Presentation on theme: "SOUND DEVICES Consonance, Assonance, and Internal Rhyme."— Presentation transcript:
SOUND DEVICES Consonance, Assonance, and Internal Rhyme
CONSONANCE Pleasing sound caused by the repetition of consonant sounds within sentences, phrases, or in poems. Typically, this repetition occurs at the end of the words. Example words: Blank and think Sent and went Dawn goes down Sorrow and borrow I’ll swing by my ankles. She’ll cling to your knees. As you hang by your nose, From a high-up trapeze. But just one thing, please, As we float through the breeze, Don’t sneeze. - “The Acrobats” by Shel Silverstein
ASSONANCE The repetition of vowel sounds in nearby words. It is used to reinforce the meanings of words or to help create the mood. the long “o” sounds old or mysterious in Carl Sandburg’s Early Moon: “Poetry is old, ancient, goes back far. It is among the oldest living things. So old it is that no man knows how and why the first poems came.” “Hear the mellow wedding bells” – by Edgar Allan Poe Try to light the fire.
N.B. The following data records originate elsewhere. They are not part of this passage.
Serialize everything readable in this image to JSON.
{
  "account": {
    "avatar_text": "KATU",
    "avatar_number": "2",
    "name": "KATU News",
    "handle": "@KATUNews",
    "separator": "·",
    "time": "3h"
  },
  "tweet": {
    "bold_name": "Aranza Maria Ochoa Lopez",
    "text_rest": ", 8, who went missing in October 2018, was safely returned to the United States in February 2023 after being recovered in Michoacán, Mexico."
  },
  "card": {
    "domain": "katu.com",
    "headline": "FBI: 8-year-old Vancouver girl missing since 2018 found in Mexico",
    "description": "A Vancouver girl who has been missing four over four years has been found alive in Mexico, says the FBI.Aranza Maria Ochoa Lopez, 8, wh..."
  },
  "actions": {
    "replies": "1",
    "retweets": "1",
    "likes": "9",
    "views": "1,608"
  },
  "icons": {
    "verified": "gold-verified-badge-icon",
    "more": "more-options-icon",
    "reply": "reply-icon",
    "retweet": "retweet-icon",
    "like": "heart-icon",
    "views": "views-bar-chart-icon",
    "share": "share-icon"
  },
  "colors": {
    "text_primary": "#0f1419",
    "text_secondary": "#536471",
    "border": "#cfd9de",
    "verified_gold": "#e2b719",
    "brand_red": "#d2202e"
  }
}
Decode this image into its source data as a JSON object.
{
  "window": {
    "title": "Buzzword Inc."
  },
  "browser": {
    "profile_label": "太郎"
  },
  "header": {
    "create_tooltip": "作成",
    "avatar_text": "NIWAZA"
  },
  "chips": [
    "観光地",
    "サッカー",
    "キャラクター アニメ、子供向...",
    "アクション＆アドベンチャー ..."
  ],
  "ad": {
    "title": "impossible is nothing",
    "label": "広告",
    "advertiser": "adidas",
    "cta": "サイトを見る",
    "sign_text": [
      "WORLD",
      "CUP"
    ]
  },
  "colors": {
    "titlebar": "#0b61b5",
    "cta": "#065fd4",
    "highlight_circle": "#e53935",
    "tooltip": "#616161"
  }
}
INTERNAL RHYME Two or more rhyming words occur within the same or separate sentences. Examples of rhyme in the same line: I went to town to buy a gown. / I took the car and it wasn’t far. I lost my dog in the midst of fog. / He found his way home, he doesn’t like to roam. Examples of rhyme in separate lines: I wore a shiny new bow upon my head. / I began to grow and it fit me no more. I’d like to jump into the ocean. / But don’t dump me instead.